At an hour and twenty minutes, President Trump’s second State of the Union message on the longest on record. This was partly because of the jack-in-the-box behaviour of the members of the Senate and Congress, and their propensity to applaud at virtually every other sentence – it would have been nicer for the viewer if President Trump had just gotten on with it, but that wasn’t going to happen.
It was, however, a small compensation watching Senator Mitch McConnell, the Republican majority leader of the Senate, not rising and applauding every time the President said a key word; it was also notable that his face was frequently almost as wooden as that of the vice-president, Mike Pence. Of course, this might only have been the case every time he was caught on camera. Another significant chunk of time was taken up by the President’s invocations of a number of Americans who had done admirable things, from fighting World War II to a ten-year-old girl who had raised thousands of dollars for a local hospital. Each had to stand, each had his or her story told, each was applauded, and each was thanked by the president.
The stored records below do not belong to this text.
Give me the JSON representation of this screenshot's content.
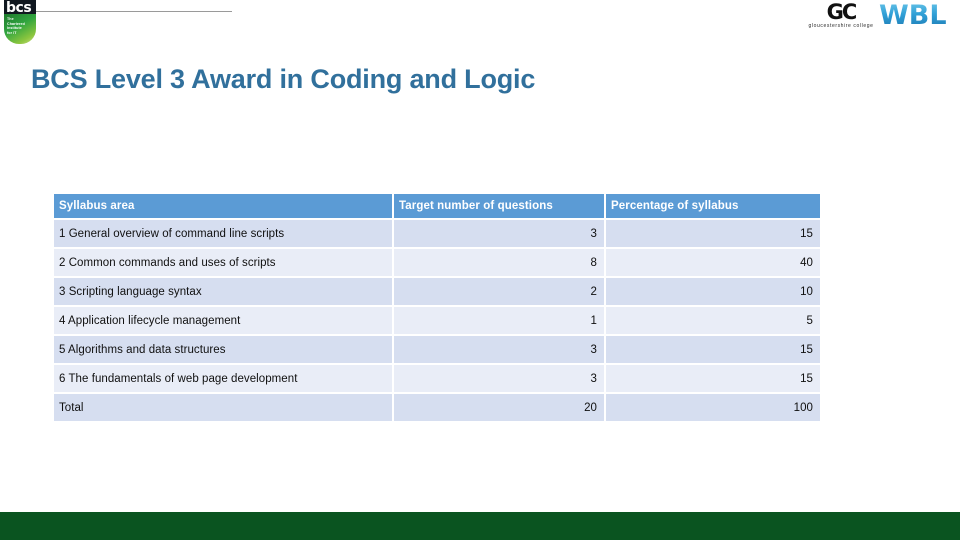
{
  "header": {
    "bcs_logo": {
      "icon": "bcs-shield-logo",
      "wordmark": "bcs",
      "strapline_lines": [
        "The",
        "Chartered",
        "Institute",
        "for IT"
      ]
    },
    "gc_logo": {
      "icon": "gloucestershire-college-logo",
      "mark": "GC",
      "name": "gloucestershire college"
    },
    "wbl_logo": {
      "icon": "wbl-logo",
      "text": "WBL"
    },
    "rule": "header-divider-rule"
  },
  "title": "BCS Level 3 Award in Coding and Logic",
  "table": {
    "name": "syllabus-weighting-table",
    "columns": [
      "Syllabus area",
      "Target number of questions",
      "Percentage of syllabus"
    ],
    "rows": [
      {
        "area": "1 General overview of command line scripts",
        "target": "3",
        "percentage": "15"
      },
      {
        "area": "2 Common commands and uses of scripts",
        "target": "8",
        "percentage": "40"
      },
      {
        "area": "3 Scripting language syntax",
        "target": "2",
        "percentage": "10"
      },
      {
        "area": "4 Application lifecycle management",
        "target": "1",
        "percentage": "5"
      },
      {
        "area": "5 Algorithms and data structures",
        "target": "3",
        "percentage": "15"
      },
      {
        "area": "6 The fundamentals of web page development",
        "target": "3",
        "percentage": "15"
      },
      {
        "area": "Total",
        "target": "20",
        "percentage": "100"
      }
    ]
  },
  "footer": {
    "bar_color": "#0a5420"
  },
  "colors": {
    "title_blue": "#31709c",
    "header_blue": "#5b9bd5",
    "row_band_a": "#d6def0",
    "row_band_b": "#e9edf7",
    "footer_green": "#0a5420"
  }
}
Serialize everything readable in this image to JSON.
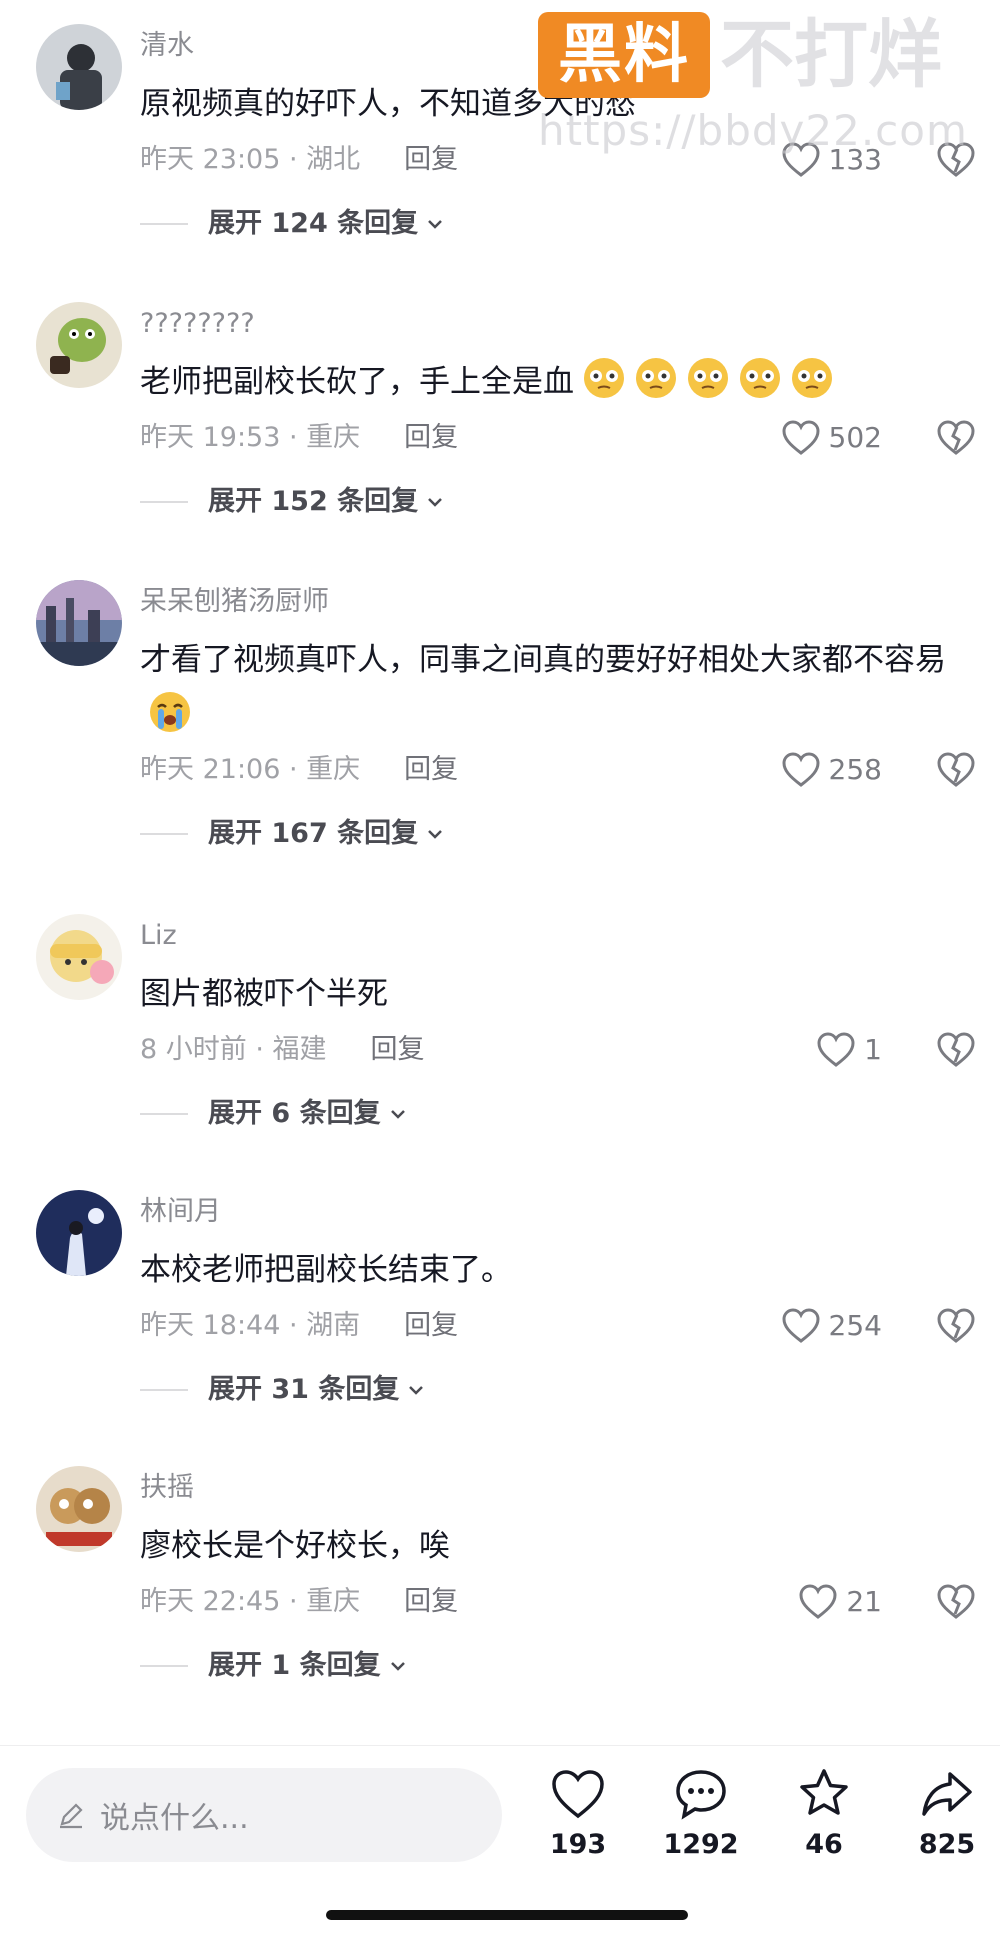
{
  "watermark": {
    "badge": "黑料",
    "rest": "不打烊",
    "url": "https://bbdy22.com"
  },
  "comments": [
    {
      "name": "清水",
      "text": "原视频真的好吓人，不知道多大的愁",
      "time": "昨天 23:05 · 湖北",
      "reply": "回复",
      "likes": "133",
      "expand": "展开 124 条回复",
      "avatar_color": "#5a6270",
      "emoji_count": 0
    },
    {
      "name": "????????",
      "text": "老师把副校长砍了，手上全是血",
      "time": "昨天 19:53 · 重庆",
      "reply": "回复",
      "likes": "502",
      "expand": "展开 152 条回复",
      "avatar_color": "#9bb86a",
      "emoji_count": 5
    },
    {
      "name": "呆呆刨猪汤厨师",
      "text": "才看了视频真吓人，同事之间真的要好好相处大家都不容易",
      "time": "昨天 21:06 · 重庆",
      "reply": "回复",
      "likes": "258",
      "expand": "展开 167 条回复",
      "avatar_color": "#7d6a8a",
      "emoji_count": 1
    },
    {
      "name": "Liz",
      "text": "图片都被吓个半死",
      "time": "8 小时前 · 福建",
      "reply": "回复",
      "likes": "1",
      "expand": "展开 6 条回复",
      "avatar_color": "#f1e3b8",
      "emoji_count": 0
    },
    {
      "name": "林间月",
      "text": "本校老师把副校长结束了。",
      "time": "昨天 18:44 · 湖南",
      "reply": "回复",
      "likes": "254",
      "expand": "展开 31 条回复",
      "avatar_color": "#3b4a78",
      "emoji_count": 0
    },
    {
      "name": "扶摇",
      "text": "廖校长是个好校长，唉",
      "time": "昨天 22:45 · 重庆",
      "reply": "回复",
      "likes": "21",
      "expand": "展开 1 条回复",
      "avatar_color": "#c7a06a",
      "emoji_count": 0
    }
  ],
  "bottom_bar": {
    "input_placeholder": "说点什么...",
    "like_count": "193",
    "comment_count": "1292",
    "favorite_count": "46",
    "share_count": "825"
  },
  "icons": {
    "like": "heart-icon",
    "dislike": "broken-heart-icon",
    "comment": "comment-bubble-icon",
    "favorite": "star-icon",
    "share": "share-arrow-icon",
    "edit": "pencil-icon",
    "expand": "chevron-down-icon"
  },
  "colors": {
    "accent_badge": "#f08a24",
    "meta_text": "#a0a1a6",
    "name_text": "#8a8b91"
  }
}
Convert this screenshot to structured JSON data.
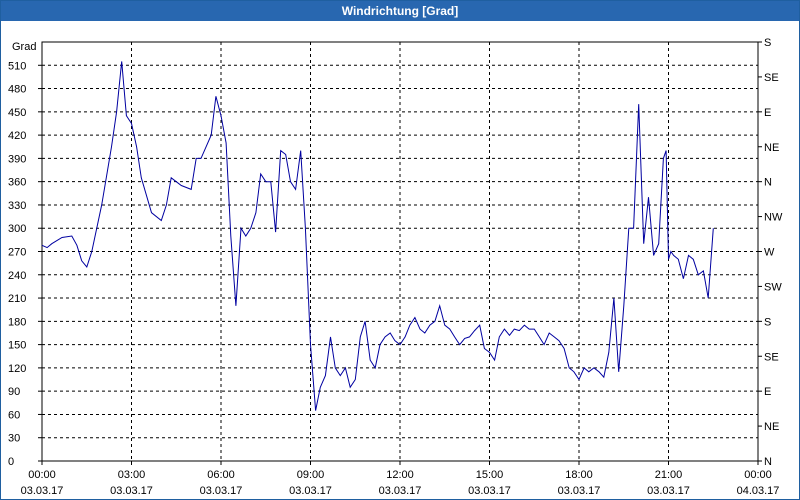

Again, this was not the first inclusion of personal stories in the State of the Union speech, but it did seem to go on a bit. I wanted to listen to his policy proposals and justifications, to remind myself exactly why I was sitting up at 2am watching this speech.
Did we get what we expected? There was, of course, a call for bipartisanship and for embracing compromise and the common good. There was the list of accomplishments, the 5.2million new jobs, and the claim that the US was now a net exporter of energy. But, Trump warned, the economy could be imperilled by foolish wars, politics, and “ridiculous” investigations. And the wall? “I will get it built!” Was this an implied threat of another government shutdown in ten days’ time? Certainly, the applause was not overwhelming.
While the call for the wall was not unexpected, what was unexpected was his celebration of women. The statement that 58% of the new jobs created had gone to women, and that the number of women in Congress – 102, plus 25 in the Senate – was the largest number in American history. This led to an eruption of applause and a lot of high-fiving amongst congresswomen. They were especially noticeable because they had worn white, the colour of the Suffragettes, and, sat together, they really stood out amongst the sea of dark suits. It was however, ironic, that so many of the new intake being praised by the president were Democrats who had defeated Republicans.
Trump called for Congress to make possible a huge programme to remedy the nation’s infrastructure, which in places is more third-world than first-world. He also called for the lowering of the cost of healthcare, a fight against childhood cancers and AIDS, and paid parental leave. This was a clever move – these are programmes on which the Democrats will agree to work with the Republicans. These an also helpful for the Democrats, because this collaboration would absolve them of the charge of adamant obstructionism. Trump’s call for the prohibition of late-term abortions, though, will be problematic for some.
There was foreign policy; Trump celebrated the ending of NAFTA, the withdrawal from the INF Treaty, and the withdrawal of the nuclear agreement with Iran. This was all expected. What was perhaps unexpected was his statement that if he had not been elected president, the US would most likely now be involved in a major war with North Korea. The audience looked a touch stunned, as they might well be. He also took the occasion to announce a summit with Kim in Vietnam, a tribute, he clearly felt, to his personal relationship with Kim. The man never loses his optimism.
One of his speechwriters produced the phrase “great nations do not fight endless wars”. Someone does not know his or her history – one needs only to remember that America’s drive to take over the continent required endless wars against Native Americans from the 17th through most of the 19th Century, the War of 1812 with Great Britain, and the war with Mexico in 1848-49. This statement was the preface, though, to re-announcements that Trump will bring back all soldiers from Syria, and that negotiations in pursuit of a political solution are taking place in Afghanistan. The latter policy at least could be applauded by all.
The president ended the speech with the classic syrup of these occasions. Not all of his statements will pass the fact-checkers, and the calls for co-operation and bipartisanship were accompanied by implied threats over the border wall, but on the whole, the speech was not as self-destructive as the Democrats had hoped and the Republicans had feared.
Kathleen Burk is professor emerita of modern and contemporary history at University College London, and author of 12 books